For example, you should put on the bra you’re planning to wear with your finished dress before measuring yourself. Don’t tighten it across your bust, either, as you’ll need to breathe while wearing your finished outfit, do this by measuring your full bust measurement.
If you need to fit for a fitted shirt don’t forget to measure your high bust measurement as this can help with the overall fit over your chest. This is also great for more period costumes and fitted items.
Another thing to remember is when taking your hip measurement you want to make sure you take the measurement of where you want the trousers to sit on your body to get the best fit. This can also apply to the waist measurement.
For most outfits, you should use the measurement from the fullest part of your hips to choose the pattern size for your lower body. If you are looking at making a garment to sit on your waist that will be the most important measurement.
Remember, the tape measurement should fit firmly but shouldn’t be too tight.
Before comparing your recorded measurements with the pattern size chart, check the pattern chart for the finished garment measurements.
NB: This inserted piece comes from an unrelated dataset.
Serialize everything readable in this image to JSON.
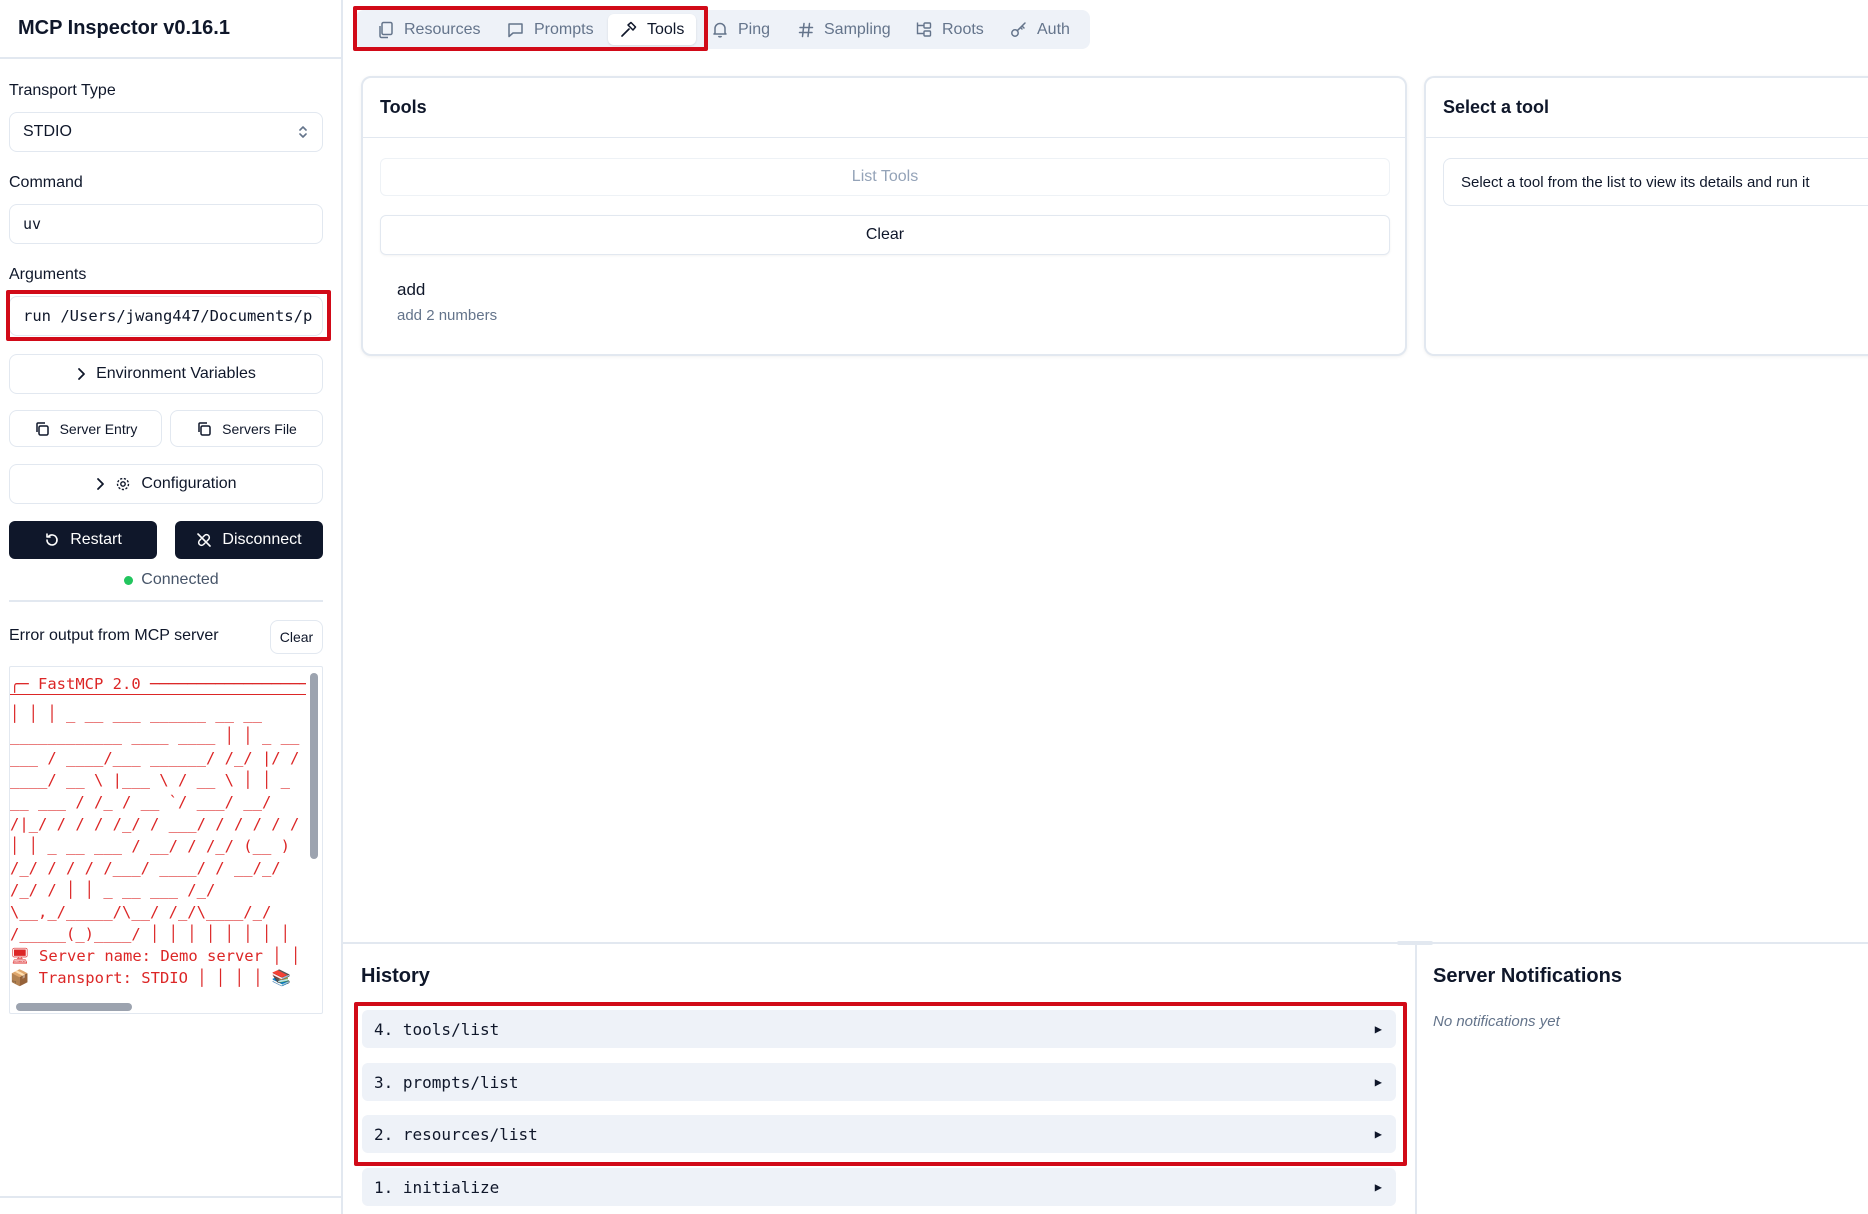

This will help you figure out if the sewing allowance and darts have been accounted for.
If it hasn’t been included, you can add the allowances to your measurements before choosing your pattern size or grading it.
Another way of finding the correct size sewing pattern for yourself is by creating your own paper pattern as a base to create different garments within your size. This can be achieved by using your own clothes as a base and guide.
How To Add Ease to Your Sewing Pattern
Ease refers to how loosely a dress fits because of the difference between your specific body measurements and the finished garment measurement. Cutting your patterns according to the exact body measurements will make it fit like a second skin, but not in a good way.
You can create this by using a tape measure to add ease to your sewing pattern or by cutting the larger size and altering down during the sewing process.
There are two types of ease to consider before cutting your sewing pattern:
- Wearing ease: This space allows you to wear your dress comfortably while breathing, eating, sitting, or moving around.
- Design ease: This space allows you to alter and style the basic pattern of your garment.
The fabric type is also significant in figuring how much ease you’ll be adding to a dress. Woven, non-stretch fabric needs about 1” (2.54 cm) of wearing ease in most places, but more around the bust and waist. Stretch fabric, on the other hand, requires negative ease to allow the stretch to create a perfect fit.
A generous but reasonable allowance will make your finished outfit comfortable enough for you to remain functional, but an excellent fit for your body type.
How To Blend Different Pattern Sizes
Each body is unique, so it’s pretty unlikely that every part of your body will fit a pattern size perfectly. It’s not a problem with the patterns or with your body.
In fact, that’s the very beauty of sewing, which is the freedom to blend sizes and materials to create a unique, custom-made product that fits perfectly.
To create a custom size, choose the pattern size that matches your measurements best.
If your measurement is midway between two sizes, choosing the larger size is often better. It’s pretty easy to take in the fabric if it turns out too large, but you can’t conveniently add fabric if it’s too small.
While cutting and sewing, you’ll have to compare your measurement to the pattern size again to accurately determine what adjustments you’ll need to make. Mark up the points for the adjustments, and connect the marks to guide your cutting and sewing.
Blending patterns can be a lot of work, but getting to grade the sizes up or down to create a perfect fit is even more awesome.